>>>>

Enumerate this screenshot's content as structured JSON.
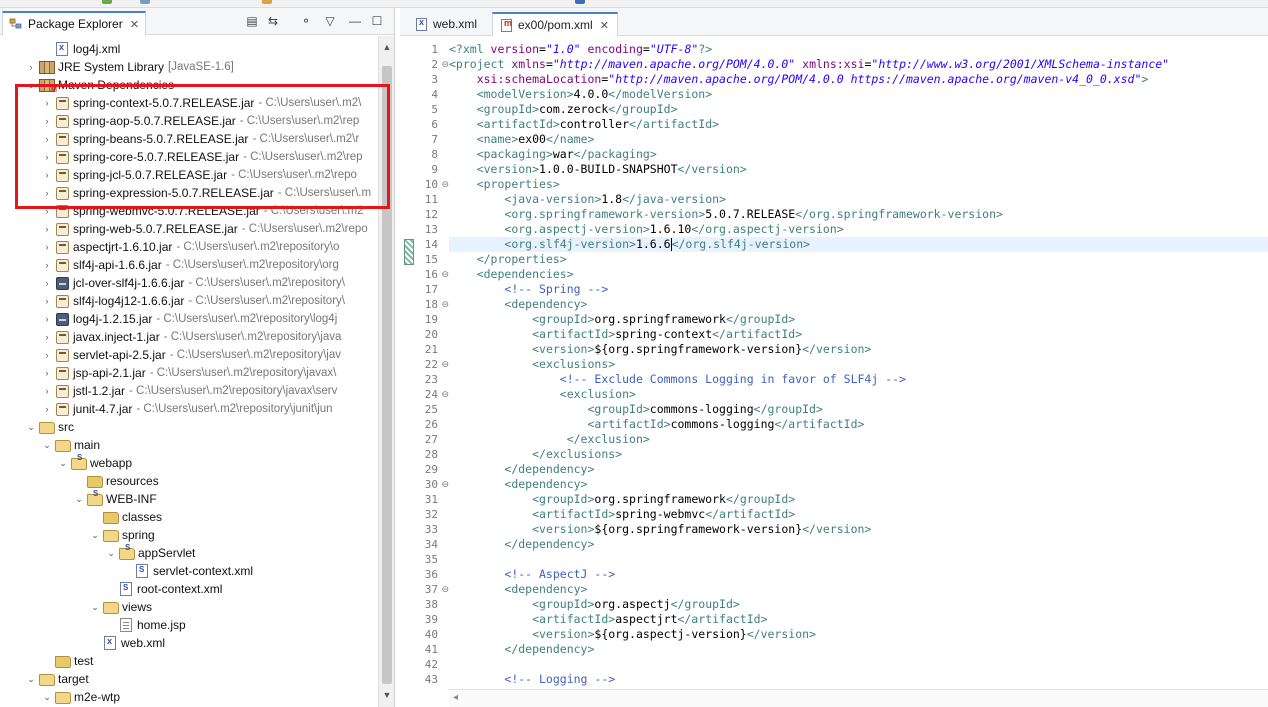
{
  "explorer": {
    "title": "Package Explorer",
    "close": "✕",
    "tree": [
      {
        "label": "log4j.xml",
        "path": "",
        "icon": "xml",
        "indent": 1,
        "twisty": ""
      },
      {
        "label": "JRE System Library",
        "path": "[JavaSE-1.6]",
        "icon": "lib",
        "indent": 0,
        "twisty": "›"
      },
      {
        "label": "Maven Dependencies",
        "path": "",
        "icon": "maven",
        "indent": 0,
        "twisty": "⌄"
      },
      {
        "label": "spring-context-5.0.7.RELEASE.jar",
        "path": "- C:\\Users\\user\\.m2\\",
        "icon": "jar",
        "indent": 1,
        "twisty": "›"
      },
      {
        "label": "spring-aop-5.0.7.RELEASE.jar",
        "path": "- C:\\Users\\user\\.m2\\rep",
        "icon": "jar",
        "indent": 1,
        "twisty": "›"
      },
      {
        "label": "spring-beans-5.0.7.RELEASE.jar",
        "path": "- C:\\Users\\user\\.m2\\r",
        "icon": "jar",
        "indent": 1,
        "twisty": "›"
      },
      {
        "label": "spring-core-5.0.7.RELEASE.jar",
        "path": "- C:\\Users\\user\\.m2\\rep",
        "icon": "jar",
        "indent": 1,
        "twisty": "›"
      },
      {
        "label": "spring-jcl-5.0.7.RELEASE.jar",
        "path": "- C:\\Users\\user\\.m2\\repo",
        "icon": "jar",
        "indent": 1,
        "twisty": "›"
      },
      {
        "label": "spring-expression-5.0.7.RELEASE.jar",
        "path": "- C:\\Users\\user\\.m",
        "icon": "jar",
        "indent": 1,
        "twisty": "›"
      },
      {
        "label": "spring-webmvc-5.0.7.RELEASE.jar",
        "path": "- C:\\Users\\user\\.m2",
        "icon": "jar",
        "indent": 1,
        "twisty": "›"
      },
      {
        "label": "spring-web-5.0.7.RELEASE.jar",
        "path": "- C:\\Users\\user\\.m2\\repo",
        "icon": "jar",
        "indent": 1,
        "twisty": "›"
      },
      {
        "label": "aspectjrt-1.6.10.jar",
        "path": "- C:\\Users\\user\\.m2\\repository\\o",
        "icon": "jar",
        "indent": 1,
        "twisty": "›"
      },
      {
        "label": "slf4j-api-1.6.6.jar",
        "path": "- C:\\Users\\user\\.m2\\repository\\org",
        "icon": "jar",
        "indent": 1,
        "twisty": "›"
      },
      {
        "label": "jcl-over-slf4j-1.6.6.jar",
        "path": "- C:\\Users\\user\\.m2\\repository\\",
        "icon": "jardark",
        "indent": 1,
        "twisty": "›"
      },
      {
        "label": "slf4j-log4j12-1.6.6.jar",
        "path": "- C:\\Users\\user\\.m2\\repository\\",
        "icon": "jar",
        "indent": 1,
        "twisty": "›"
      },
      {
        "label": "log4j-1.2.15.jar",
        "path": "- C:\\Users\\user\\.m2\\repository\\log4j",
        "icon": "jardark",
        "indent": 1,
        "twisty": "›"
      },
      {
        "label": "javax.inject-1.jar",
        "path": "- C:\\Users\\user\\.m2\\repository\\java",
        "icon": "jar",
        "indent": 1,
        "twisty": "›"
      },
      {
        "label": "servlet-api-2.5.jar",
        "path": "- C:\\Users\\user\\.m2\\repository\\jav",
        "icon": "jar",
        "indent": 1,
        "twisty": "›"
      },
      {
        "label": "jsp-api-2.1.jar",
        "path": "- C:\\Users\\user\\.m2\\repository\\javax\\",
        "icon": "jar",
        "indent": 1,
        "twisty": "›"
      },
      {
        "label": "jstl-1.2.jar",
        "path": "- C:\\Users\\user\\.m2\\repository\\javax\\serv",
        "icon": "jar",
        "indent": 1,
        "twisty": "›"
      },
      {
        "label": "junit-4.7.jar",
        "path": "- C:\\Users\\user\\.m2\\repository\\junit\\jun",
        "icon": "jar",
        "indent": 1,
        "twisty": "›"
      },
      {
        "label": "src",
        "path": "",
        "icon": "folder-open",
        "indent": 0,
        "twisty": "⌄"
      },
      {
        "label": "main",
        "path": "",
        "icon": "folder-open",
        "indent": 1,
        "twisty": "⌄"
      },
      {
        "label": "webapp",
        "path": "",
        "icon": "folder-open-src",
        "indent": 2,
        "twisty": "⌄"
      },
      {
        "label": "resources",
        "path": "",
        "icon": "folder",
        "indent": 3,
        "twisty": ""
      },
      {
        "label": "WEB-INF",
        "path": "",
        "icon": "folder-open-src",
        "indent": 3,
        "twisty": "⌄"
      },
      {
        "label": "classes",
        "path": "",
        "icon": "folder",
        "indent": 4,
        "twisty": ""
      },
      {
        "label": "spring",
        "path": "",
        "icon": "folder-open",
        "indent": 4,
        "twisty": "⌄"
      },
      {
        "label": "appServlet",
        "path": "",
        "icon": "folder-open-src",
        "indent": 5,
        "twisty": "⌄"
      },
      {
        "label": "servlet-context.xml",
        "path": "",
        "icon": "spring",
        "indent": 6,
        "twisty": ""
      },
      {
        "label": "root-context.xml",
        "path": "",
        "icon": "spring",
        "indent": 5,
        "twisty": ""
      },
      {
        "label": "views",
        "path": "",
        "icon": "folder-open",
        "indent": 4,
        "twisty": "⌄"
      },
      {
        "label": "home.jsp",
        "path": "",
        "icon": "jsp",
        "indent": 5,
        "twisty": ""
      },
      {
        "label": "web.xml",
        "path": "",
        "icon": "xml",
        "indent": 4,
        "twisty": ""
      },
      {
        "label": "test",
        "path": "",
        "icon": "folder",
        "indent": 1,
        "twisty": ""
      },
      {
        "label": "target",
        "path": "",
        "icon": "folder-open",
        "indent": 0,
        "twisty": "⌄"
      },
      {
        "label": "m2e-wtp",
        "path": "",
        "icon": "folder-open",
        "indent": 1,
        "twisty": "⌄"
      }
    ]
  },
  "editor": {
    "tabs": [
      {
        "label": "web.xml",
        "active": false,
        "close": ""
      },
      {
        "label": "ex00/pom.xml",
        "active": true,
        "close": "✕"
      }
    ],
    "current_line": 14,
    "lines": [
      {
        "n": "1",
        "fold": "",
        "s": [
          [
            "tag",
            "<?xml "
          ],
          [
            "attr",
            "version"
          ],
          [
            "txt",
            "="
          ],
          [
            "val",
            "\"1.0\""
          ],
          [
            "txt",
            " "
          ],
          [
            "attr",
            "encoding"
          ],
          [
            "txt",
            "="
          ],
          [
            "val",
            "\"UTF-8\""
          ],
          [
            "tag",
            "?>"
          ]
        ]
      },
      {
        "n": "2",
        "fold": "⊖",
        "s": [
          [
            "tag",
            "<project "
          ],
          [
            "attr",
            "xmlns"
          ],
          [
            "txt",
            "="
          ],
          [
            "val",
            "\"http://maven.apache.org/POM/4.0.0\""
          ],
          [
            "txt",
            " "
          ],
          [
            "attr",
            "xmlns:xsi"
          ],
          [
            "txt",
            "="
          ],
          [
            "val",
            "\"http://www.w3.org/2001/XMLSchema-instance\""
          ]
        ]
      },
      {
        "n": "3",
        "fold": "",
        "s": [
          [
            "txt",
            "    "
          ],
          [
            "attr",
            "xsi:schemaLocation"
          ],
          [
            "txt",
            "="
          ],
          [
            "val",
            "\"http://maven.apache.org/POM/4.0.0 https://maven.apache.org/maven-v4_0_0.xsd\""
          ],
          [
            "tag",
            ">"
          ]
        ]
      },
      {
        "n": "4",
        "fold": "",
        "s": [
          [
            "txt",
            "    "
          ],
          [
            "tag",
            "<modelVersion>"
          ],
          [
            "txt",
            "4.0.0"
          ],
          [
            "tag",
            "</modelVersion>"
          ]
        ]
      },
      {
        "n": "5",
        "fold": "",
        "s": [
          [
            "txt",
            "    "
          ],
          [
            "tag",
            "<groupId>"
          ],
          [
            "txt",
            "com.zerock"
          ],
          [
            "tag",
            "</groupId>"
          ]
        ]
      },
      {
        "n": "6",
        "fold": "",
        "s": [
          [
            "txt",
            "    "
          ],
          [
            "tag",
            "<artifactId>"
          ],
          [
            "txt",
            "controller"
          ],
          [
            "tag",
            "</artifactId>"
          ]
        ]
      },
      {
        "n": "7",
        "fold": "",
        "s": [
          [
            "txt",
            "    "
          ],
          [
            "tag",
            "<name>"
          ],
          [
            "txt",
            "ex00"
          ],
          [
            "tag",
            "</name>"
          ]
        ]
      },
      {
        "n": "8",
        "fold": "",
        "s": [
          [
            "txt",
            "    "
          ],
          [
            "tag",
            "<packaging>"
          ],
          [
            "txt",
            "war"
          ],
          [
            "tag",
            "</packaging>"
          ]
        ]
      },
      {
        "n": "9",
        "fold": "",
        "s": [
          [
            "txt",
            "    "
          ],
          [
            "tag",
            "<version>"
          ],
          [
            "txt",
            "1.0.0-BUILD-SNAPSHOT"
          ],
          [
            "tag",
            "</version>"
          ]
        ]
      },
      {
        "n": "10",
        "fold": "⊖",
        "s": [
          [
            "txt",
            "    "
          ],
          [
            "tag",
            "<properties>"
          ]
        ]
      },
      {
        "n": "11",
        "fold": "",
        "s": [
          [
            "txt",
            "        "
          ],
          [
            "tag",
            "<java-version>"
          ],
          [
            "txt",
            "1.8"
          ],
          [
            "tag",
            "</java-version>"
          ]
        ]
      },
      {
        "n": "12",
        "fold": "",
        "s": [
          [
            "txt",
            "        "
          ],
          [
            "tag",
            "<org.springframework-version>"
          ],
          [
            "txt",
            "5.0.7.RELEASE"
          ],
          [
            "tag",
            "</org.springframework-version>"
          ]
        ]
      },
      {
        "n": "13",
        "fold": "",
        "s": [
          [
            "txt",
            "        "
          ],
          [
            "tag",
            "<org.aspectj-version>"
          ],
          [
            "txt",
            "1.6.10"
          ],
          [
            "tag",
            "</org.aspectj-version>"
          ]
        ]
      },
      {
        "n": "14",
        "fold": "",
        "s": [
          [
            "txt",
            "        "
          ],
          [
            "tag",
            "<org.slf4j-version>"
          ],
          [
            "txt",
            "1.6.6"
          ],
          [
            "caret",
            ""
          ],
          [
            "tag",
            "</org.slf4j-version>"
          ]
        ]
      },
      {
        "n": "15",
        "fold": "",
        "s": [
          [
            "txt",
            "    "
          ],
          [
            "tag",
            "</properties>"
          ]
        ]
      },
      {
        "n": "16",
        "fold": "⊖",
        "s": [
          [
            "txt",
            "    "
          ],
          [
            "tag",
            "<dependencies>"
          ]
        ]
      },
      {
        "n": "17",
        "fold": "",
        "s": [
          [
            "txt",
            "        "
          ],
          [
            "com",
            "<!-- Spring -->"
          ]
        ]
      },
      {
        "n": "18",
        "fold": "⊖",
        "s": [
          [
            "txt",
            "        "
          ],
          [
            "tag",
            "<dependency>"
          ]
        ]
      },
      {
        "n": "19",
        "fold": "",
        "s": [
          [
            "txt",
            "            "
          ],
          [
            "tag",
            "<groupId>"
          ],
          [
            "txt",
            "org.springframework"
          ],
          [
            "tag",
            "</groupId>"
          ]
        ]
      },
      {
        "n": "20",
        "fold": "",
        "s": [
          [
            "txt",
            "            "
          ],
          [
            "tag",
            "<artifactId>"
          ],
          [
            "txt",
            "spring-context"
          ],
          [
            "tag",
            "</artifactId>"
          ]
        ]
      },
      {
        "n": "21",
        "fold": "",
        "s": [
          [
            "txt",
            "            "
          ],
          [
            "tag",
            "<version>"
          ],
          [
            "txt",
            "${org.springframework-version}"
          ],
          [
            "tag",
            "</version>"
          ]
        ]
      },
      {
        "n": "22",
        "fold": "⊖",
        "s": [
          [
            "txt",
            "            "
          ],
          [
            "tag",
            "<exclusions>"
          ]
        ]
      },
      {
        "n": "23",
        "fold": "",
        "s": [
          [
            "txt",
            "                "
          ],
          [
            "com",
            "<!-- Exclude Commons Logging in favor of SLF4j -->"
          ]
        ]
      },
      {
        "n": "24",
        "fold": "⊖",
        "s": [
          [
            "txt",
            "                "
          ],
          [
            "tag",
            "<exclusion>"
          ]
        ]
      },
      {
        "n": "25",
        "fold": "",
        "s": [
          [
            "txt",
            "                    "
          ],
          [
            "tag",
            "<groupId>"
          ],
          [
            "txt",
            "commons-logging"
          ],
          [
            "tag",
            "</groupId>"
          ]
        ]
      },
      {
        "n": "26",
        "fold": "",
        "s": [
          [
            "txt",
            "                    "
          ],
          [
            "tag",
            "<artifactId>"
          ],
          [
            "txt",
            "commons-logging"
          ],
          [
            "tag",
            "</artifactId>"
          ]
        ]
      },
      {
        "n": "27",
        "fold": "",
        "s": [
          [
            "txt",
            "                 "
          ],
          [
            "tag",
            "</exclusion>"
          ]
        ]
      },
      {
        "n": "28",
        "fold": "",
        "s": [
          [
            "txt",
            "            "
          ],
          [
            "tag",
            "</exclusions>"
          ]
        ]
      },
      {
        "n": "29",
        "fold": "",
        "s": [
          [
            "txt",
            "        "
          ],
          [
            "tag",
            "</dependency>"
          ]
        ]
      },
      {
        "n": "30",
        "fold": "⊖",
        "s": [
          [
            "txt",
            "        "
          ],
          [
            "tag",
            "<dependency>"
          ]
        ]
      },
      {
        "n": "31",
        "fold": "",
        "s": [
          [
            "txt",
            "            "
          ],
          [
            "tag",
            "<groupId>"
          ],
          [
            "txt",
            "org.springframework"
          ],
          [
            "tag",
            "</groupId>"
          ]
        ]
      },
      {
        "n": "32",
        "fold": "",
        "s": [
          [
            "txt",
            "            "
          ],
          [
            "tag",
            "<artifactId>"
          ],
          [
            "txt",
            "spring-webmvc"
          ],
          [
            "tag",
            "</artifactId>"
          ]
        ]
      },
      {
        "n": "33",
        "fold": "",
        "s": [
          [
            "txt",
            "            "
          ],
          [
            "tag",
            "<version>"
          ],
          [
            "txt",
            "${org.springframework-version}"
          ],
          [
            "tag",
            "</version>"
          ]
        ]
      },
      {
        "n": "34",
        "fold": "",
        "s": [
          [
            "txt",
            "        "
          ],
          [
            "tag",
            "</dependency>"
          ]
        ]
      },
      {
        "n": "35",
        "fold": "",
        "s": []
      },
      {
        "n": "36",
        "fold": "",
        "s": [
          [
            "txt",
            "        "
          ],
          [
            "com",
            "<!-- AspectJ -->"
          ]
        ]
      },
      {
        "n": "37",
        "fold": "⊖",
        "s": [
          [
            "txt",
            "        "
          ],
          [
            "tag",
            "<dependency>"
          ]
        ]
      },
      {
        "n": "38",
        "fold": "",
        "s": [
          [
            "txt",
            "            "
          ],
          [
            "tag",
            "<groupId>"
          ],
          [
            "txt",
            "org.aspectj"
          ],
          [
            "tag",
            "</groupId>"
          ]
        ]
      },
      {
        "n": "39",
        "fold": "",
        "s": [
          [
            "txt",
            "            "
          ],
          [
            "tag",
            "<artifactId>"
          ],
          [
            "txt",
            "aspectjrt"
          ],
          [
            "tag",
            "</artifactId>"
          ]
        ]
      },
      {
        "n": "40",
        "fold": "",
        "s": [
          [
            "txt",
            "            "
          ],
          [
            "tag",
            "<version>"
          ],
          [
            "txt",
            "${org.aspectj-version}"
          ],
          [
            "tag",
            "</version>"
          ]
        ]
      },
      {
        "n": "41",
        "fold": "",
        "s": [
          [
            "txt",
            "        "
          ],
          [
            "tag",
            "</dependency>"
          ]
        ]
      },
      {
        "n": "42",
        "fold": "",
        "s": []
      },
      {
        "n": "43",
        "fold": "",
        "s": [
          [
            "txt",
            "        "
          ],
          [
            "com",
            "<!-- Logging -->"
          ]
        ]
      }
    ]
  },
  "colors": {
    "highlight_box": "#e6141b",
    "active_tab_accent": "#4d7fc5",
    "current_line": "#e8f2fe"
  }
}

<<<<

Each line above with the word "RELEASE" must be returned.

        "label": "spring-context-5.0.7.RELEASE.jar",
        "label": "spring-aop-5.0.7.RELEASE.jar",
        "label": "spring-beans-5.0.7.RELEASE.jar",
        "label": "spring-core-5.0.7.RELEASE.jar",
        "label": "spring-jcl-5.0.7.RELEASE.jar",
        "label": "spring-expression-5.0.7.RELEASE.jar",
        "label": "spring-webmvc-5.0.7.RELEASE.jar",
        "label": "spring-web-5.0.7.RELEASE.jar",
            "5.0.7.RELEASE"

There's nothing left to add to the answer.